    One of the most important parts of starting or owning a business is making sure there is a market for your products. Depending on your business type, where you decide to set up shop can make or break your business before it even starts. Since many of you have already planted your roots than this can serve as a reminder if you decide to expand or possibly help you sell to your clientele. 

    Different areas could have completely different living situations or lifestyles. Now these areas, could be more or less wealthy. They could be further away from a typical grocery store which means they will rely heavily on your business to get their food. The differences between areas are limitless, but there are many tools to help you build you business. This can blog may also serve as a guide to building a successful business in different geographical locations. 

    - Rural Areas: This is the type of situation when a grocery store may not be easily accessible. Not only will your customers rely on you for their food, but they could also need medicine or clothes. While on the topic of more "luxury" products, you want to make sure it is affordable. In a census from 2010, about 13-percent of the rural population is in poverty so make sure you supply the right goods that they can afford. This does not mean you should find distributors right away, rather, research the area around and see where people get their goods from. You may even notice that there is a certain product that isn't offered in that area, which you can then capitalize on. 

    - Suburban Areas: A majority of the U.S. population lives in suburban environment, according to the most recent census. The number currently sits at 52-percent of Americans, which means it is more than likely well developed. That should not discourage you, though, as most people rely on C-Stores and gas stations to supply them with simple goods at a faster pace than most super markets or grocery stores. East-Coast suburbs currently lead the nation in median household income. If that involves your business than you should be carrying some of the more expensive "name-brand" products in your store for people to buy. 

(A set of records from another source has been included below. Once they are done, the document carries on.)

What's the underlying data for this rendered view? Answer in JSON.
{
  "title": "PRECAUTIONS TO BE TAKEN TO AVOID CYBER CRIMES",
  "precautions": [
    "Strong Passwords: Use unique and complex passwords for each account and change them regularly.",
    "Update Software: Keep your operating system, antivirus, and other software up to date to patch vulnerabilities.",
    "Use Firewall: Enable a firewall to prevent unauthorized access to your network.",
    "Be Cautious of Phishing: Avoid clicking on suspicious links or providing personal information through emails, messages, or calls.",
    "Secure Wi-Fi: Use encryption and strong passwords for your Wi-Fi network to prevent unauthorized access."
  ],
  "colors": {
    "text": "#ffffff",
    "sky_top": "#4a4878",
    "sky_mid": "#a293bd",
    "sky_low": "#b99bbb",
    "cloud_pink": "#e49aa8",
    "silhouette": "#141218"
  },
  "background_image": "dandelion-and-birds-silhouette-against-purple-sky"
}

    - Urban Areas: This classifies your cities and heavy population areas. 26-percent of the population is located in the city which is a great opportunity for an small retailer. The advantage generally lies with C-store and other small store owners in this situation because space is limited and most C-stores do not take up the same amount of area as a Grocery store. Limited space can also be a downside as it is hard to find an area to create your store, rent may be more expensive, or foot traffic might not be that high in your area. Urban settings usually means tighter competition, with limited area more businesses are crammed closer together which means your sales plan has to be well developed so you can always stay ahead of competition. 

    - Outliers: While some of these facts may seem black-and-white about where you decide to build your business, that fact of the matter is that some rural communities may do better than a gas station in the middle of a wealthy suburb. What these statistics don't show is that you could have a store in a underpopulated area, but it is next to a college with residents who might not claim they live there on a census. If you happen to own a store in a college area then you understand that students have limited budgets and time making C-Stores ideal for them. You may also find it easy to hire a staff with young adults looking for jobs every semester. You could also have your business strategically placed next to a complimentary business. Generally, you will find a pharmacy or C-store near a movie theater for all the people that do not want to pay for over priced food. Whatever the case my be, find somewhere that can compliment your business and make you more successful.

    The point is do not take numbers on the page as absolutes. Sometimes you can plan your business accordingly and it does not work out. Other times you start your business and it is the "diamond in the ruff". There is no way to predict that, but do your primary and secondary searches. Study the market and hand out surveys or create focus groups to see if what you have to offer is what people need. There are many tools to help your business and this blog is one of them so remember to subscribe to our newsletter and track us on social-media. 

    Sources: Debbie Farese